What to produce => Can you restate the records below word for word?
Data supplied below:
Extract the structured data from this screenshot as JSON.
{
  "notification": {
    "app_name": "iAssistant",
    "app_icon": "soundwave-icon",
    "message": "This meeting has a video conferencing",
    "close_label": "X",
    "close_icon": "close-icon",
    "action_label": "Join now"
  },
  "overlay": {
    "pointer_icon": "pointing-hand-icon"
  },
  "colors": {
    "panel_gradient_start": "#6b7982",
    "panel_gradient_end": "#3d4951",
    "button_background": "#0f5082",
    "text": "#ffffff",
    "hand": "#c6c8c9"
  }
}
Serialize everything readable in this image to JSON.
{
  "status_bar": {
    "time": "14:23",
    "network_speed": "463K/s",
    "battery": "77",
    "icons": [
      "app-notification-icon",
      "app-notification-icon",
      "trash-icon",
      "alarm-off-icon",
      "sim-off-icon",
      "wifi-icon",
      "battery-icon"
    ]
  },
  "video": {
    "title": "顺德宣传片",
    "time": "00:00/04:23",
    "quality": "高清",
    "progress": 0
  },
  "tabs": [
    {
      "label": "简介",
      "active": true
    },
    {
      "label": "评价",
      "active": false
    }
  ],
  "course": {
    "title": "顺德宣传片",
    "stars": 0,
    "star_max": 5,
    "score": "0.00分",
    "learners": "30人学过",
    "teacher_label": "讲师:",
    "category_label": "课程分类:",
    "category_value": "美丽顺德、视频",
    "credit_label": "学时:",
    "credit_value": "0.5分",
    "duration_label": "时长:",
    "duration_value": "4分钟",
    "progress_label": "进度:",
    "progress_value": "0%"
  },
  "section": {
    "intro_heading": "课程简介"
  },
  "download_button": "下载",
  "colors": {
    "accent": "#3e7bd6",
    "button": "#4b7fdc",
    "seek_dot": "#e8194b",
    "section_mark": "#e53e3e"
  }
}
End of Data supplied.
Answer to this exercise =>
Extract the structured data from this screenshot as JSON.
{
  "notification": {
    "app_name": "iAssistant",
    "app_icon": "soundwave-icon",
    "message": "This meeting has a video conferencing",
    "close_label": "X",
    "close_icon": "close-icon",
    "action_label": "Join now"
  },
  "overlay": {
    "pointer_icon": "pointing-hand-icon"
  },
  "colors": {
    "panel_gradient_start": "#6b7982",
    "panel_gradient_end": "#3d4951",
    "button_background": "#0f5082",
    "text": "#ffffff",
    "hand": "#c6c8c9"
  }
}
Serialize everything readable in this image to JSON.
{
  "status_bar": {
    "time": "14:23",
    "network_speed": "463K/s",
    "battery": "77",
    "icons": [
      "app-notification-icon",
      "app-notification-icon",
      "trash-icon",
      "alarm-off-icon",
      "sim-off-icon",
      "wifi-icon",
      "battery-icon"
    ]
  },
  "video": {
    "title": "顺德宣传片",
    "time": "00:00/04:23",
    "quality": "高清",
    "progress": 0
  },
  "tabs": [
    {
      "label": "简介",
      "active": true
    },
    {
      "label": "评价",
      "active": false
    }
  ],
  "course": {
    "title": "顺德宣传片",
    "stars": 0,
    "star_max": 5,
    "score": "0.00分",
    "learners": "30人学过",
    "teacher_label": "讲师:",
    "category_label": "课程分类:",
    "category_value": "美丽顺德、视频",
    "credit_label": "学时:",
    "credit_value": "0.5分",
    "duration_label": "时长:",
    "duration_value": "4分钟",
    "progress_label": "进度:",
    "progress_value": "0%"
  },
  "section": {
    "intro_heading": "课程简介"
  },
  "download_button": "下载",
  "colors": {
    "accent": "#3e7bd6",
    "button": "#4b7fdc",
    "seek_dot": "#e8194b",
    "section_mark": "#e53e3e"
  }
}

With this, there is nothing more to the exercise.